[PROBLEM TO WORK ON]: Please repeat every record below exactly as written, but leave out the pictures.

Web page and app entries
########
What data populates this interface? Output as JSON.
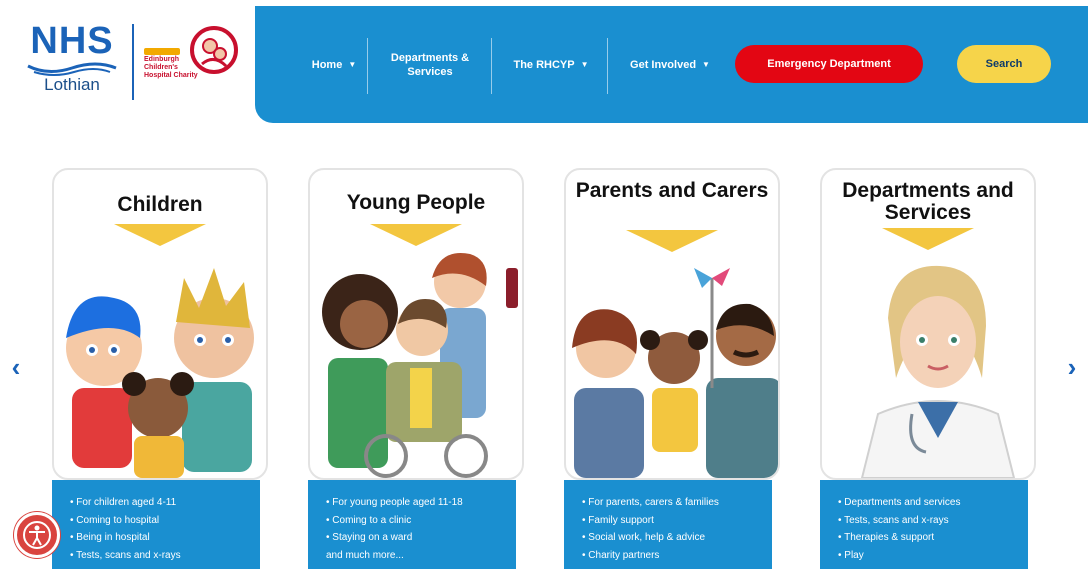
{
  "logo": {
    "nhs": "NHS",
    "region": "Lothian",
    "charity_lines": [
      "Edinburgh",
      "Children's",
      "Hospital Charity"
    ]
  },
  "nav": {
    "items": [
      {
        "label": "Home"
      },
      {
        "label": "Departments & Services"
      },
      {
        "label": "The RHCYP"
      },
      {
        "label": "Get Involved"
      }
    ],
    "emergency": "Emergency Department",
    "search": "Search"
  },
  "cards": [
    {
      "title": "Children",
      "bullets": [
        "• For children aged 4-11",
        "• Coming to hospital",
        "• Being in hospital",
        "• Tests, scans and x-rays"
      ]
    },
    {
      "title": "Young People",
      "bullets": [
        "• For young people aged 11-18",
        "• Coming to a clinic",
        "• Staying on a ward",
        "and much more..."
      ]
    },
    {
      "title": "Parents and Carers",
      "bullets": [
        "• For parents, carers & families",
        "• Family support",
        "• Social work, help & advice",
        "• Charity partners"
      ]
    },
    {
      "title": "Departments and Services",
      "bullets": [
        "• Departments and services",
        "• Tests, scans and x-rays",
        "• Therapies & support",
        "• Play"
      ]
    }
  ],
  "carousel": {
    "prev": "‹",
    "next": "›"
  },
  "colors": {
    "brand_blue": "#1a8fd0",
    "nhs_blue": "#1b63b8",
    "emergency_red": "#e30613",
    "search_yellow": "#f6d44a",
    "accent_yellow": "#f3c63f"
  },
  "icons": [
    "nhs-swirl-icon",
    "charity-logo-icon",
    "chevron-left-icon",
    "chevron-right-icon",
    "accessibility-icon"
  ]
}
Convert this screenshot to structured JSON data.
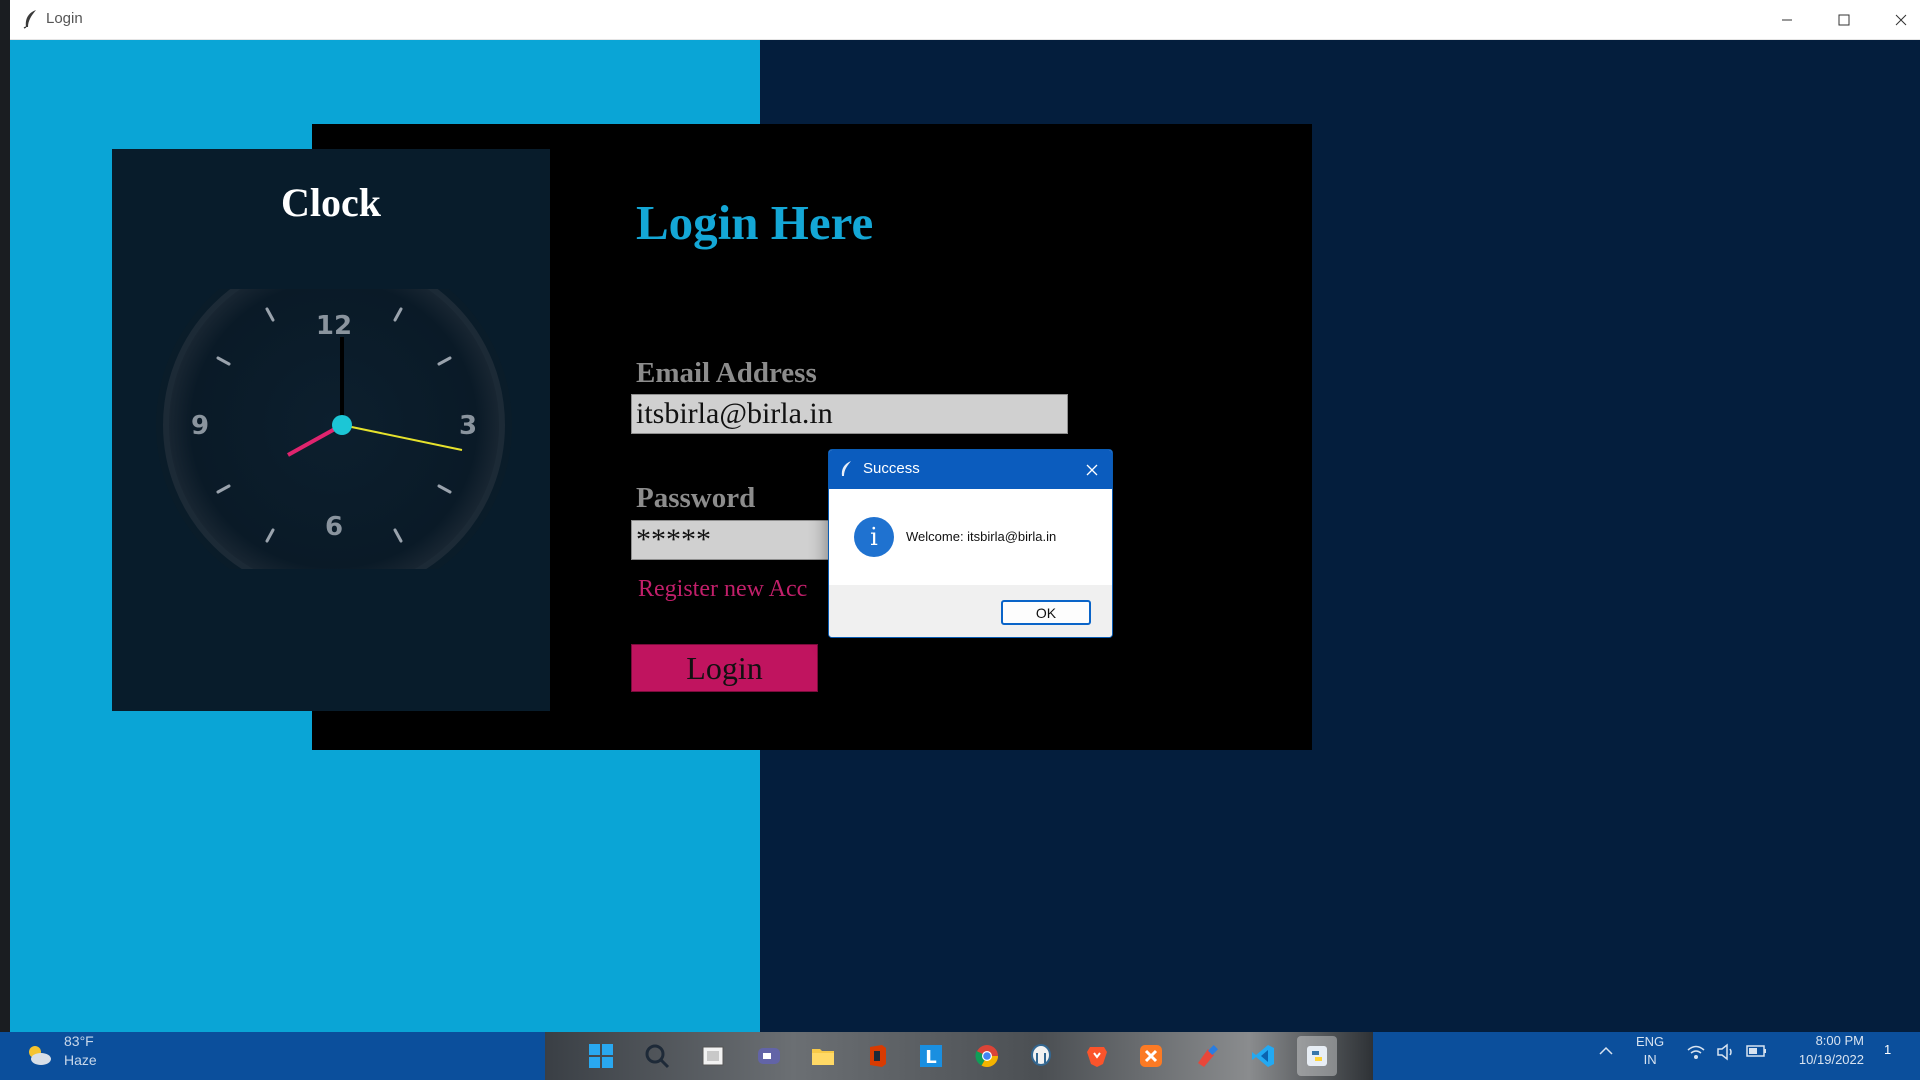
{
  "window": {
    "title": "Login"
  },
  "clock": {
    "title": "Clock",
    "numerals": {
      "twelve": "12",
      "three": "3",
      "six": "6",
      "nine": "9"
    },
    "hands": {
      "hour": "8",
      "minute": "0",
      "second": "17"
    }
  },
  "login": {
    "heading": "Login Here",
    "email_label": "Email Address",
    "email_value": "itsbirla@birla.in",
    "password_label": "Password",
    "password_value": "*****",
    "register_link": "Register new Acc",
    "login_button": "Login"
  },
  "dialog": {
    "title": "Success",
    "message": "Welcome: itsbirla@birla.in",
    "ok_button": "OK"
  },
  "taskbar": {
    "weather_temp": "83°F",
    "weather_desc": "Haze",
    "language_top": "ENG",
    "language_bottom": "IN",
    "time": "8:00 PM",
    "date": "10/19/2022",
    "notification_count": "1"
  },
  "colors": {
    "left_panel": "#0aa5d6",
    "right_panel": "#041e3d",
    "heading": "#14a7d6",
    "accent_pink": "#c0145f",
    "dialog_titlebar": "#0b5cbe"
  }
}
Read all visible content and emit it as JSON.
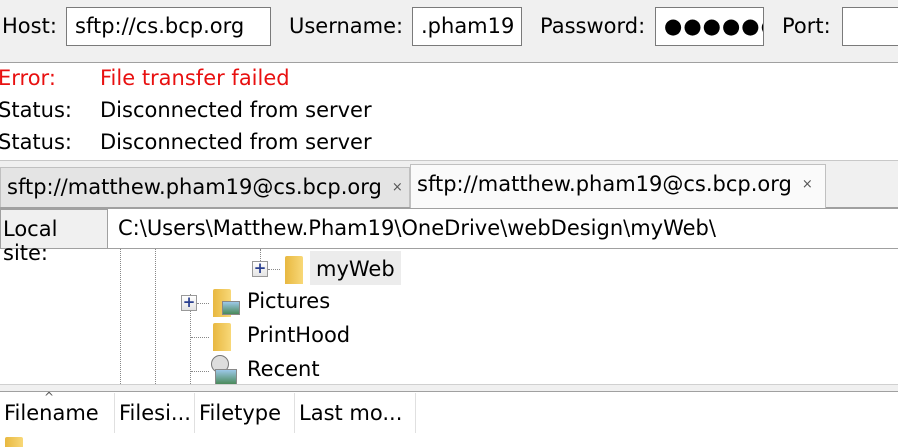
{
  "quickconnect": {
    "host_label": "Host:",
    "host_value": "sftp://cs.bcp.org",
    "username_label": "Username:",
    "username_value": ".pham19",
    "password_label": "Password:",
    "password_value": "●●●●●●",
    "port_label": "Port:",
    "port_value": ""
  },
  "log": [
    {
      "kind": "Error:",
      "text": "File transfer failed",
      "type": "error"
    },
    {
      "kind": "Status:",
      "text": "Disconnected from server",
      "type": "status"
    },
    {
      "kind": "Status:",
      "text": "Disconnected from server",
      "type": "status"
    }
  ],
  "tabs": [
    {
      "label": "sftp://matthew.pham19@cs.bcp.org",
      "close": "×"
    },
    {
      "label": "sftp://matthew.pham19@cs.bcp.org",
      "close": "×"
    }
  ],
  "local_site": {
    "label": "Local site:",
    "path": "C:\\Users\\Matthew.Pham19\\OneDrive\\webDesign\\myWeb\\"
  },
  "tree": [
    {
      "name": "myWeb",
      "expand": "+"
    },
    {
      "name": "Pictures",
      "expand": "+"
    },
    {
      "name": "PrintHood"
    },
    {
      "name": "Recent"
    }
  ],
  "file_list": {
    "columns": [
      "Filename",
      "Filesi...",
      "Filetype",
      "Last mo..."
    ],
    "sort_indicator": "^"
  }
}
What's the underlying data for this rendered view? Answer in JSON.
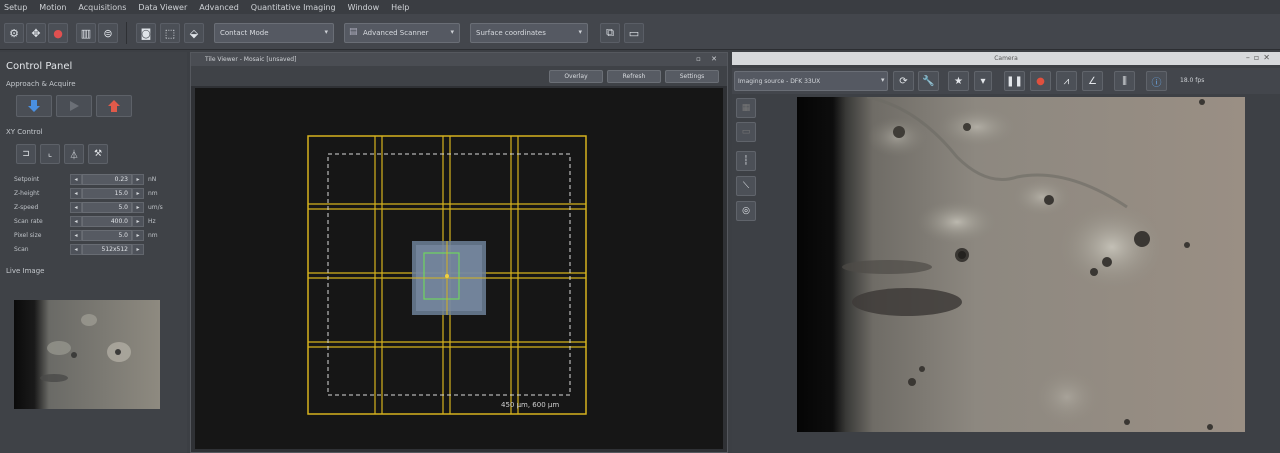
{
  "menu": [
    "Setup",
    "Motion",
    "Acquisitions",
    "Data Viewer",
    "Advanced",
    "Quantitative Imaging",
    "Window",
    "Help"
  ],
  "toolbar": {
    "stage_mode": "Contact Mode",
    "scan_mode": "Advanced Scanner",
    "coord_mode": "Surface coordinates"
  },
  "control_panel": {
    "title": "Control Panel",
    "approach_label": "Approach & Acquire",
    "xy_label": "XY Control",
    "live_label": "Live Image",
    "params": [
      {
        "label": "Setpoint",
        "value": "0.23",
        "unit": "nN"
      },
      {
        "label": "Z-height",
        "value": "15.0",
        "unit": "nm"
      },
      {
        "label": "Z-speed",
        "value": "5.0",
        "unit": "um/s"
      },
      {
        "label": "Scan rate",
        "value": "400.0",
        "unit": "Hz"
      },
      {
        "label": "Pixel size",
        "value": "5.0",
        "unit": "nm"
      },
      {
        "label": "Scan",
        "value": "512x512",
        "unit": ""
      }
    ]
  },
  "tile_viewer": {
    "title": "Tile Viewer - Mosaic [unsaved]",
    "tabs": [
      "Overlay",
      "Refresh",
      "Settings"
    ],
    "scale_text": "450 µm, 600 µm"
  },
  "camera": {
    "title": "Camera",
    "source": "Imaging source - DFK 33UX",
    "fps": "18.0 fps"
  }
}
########
[COMPLETED TASK]:
What data populates this interface? Output as JSON.
{
  "logo": {
    "nhs": "NHS",
    "region": "Lothian",
    "charity_lines": [
      "Edinburgh",
      "Children's",
      "Hospital Charity"
    ]
  },
  "nav": {
    "items": [
      {
        "label": "Home"
      },
      {
        "label": "Departments & Services"
      },
      {
        "label": "The RHCYP"
      },
      {
        "label": "Get Involved"
      }
    ],
    "emergency": "Emergency Department",
    "search": "Search"
  },
  "cards": [
    {
      "title": "Children",
      "bullets": [
        "• For children aged 4-11",
        "• Coming to hospital",
        "• Being in hospital",
        "• Tests, scans and x-rays"
      ]
    },
    {
      "title": "Young People",
      "bullets": [
        "• For young people aged 11-18",
        "• Coming to a clinic",
        "• Staying on a ward",
        "and much more..."
      ]
    },
    {
      "title": "Parents and Carers",
      "bullets": [
        "• For parents, carers & families",
        "• Family support",
        "• Social work, help & advice",
        "• Charity partners"
      ]
    },
    {
      "title": "Departments and Services",
      "bullets": [
        "• Departments and services",
        "• Tests, scans and x-rays",
        "• Therapies & support",
        "• Play"
      ]
    }
  ],
  "carousel": {
    "prev": "‹",
    "next": "›"
  },
  "colors": {
    "brand_blue": "#1a8fd0",
    "nhs_blue": "#1b63b8",
    "emergency_red": "#e30613",
    "search_yellow": "#f6d44a",
    "accent_yellow": "#f3c63f"
  },
  "icons": [
    "nhs-swirl-icon",
    "charity-logo-icon",
    "chevron-left-icon",
    "chevron-right-icon",
    "accessibility-icon"
  ]
}
Convert this screenshot to structured JSON data.
{
  "window": {
    "title": "Login"
  },
  "clock": {
    "title": "Clock",
    "numerals": {
      "twelve": "12",
      "three": "3",
      "six": "6",
      "nine": "9"
    },
    "hands": {
      "hour": "8",
      "minute": "0",
      "second": "17"
    }
  },
  "login": {
    "heading": "Login Here",
    "email_label": "Email Address",
    "email_value": "itsbirla@birla.in",
    "password_label": "Password",
    "password_value": "*****",
    "register_link": "Register new Acc",
    "login_button": "Login"
  },
  "dialog": {
    "title": "Success",
    "message": "Welcome: itsbirla@birla.in",
    "ok_button": "OK"
  },
  "taskbar": {
    "weather_temp": "83°F",
    "weather_desc": "Haze",
    "language_top": "ENG",
    "language_bottom": "IN",
    "time": "8:00 PM",
    "date": "10/19/2022",
    "notification_count": "1"
  },
  "colors": {
    "left_panel": "#0aa5d6",
    "right_panel": "#041e3d",
    "heading": "#14a7d6",
    "accent_pink": "#c0145f",
    "dialog_titlebar": "#0b5cbe"
  }
}
Read all visible content and emit it as JSON.
{
  "quickconnect": {
    "host_label": "Host:",
    "host_value": "sftp://cs.bcp.org",
    "username_label": "Username:",
    "username_value": ".pham19",
    "password_label": "Password:",
    "password_value": "●●●●●●",
    "port_label": "Port:",
    "port_value": ""
  },
  "log": [
    {
      "kind": "Error:",
      "text": "File transfer failed",
      "type": "error"
    },
    {
      "kind": "Status:",
      "text": "Disconnected from server",
      "type": "status"
    },
    {
      "kind": "Status:",
      "text": "Disconnected from server",
      "type": "status"
    }
  ],
  "tabs": [
    {
      "label": "sftp://matthew.pham19@cs.bcp.org",
      "close": "×"
    },
    {
      "label": "sftp://matthew.pham19@cs.bcp.org",
      "close": "×"
    }
  ],
  "local_site": {
    "label": "Local site:",
    "path": "C:\\Users\\Matthew.Pham19\\OneDrive\\webDesign\\myWeb\\"
  },
  "tree": [
    {
      "name": "myWeb",
      "expand": "+"
    },
    {
      "name": "Pictures",
      "expand": "+"
    },
    {
      "name": "PrintHood"
    },
    {
      "name": "Recent"
    }
  ],
  "file_list": {
    "columns": [
      "Filename",
      "Filesi...",
      "Filetype",
      "Last mo..."
    ],
    "sort_indicator": "^"
  }
}
What's the underlying data for this rendered view? Answer in JSON.
{
  "menu": [
    "Setup",
    "Motion",
    "Acquisitions",
    "Data Viewer",
    "Advanced",
    "Quantitative Imaging",
    "Window",
    "Help"
  ],
  "toolbar": {
    "stage_mode": "Contact Mode",
    "scan_mode": "Advanced Scanner",
    "coord_mode": "Surface coordinates"
  },
  "control_panel": {
    "title": "Control Panel",
    "approach_label": "Approach & Acquire",
    "xy_label": "XY Control",
    "live_label": "Live Image",
    "params": [
      {
        "label": "Setpoint",
        "value": "0.23",
        "unit": "nN"
      },
      {
        "label": "Z-height",
        "value": "15.0",
        "unit": "nm"
      },
      {
        "label": "Z-speed",
        "value": "5.0",
        "unit": "um/s"
      },
      {
        "label": "Scan rate",
        "value": "400.0",
        "unit": "Hz"
      },
      {
        "label": "Pixel size",
        "value": "5.0",
        "unit": "nm"
      },
      {
        "label": "Scan",
        "value": "512x512",
        "unit": ""
      }
    ]
  },
  "tile_viewer": {
    "title": "Tile Viewer - Mosaic [unsaved]",
    "tabs": [
      "Overlay",
      "Refresh",
      "Settings"
    ],
    "scale_text": "450 µm, 600 µm"
  },
  "camera": {
    "title": "Camera",
    "source": "Imaging source - DFK 33UX",
    "fps": "18.0 fps"
  }
}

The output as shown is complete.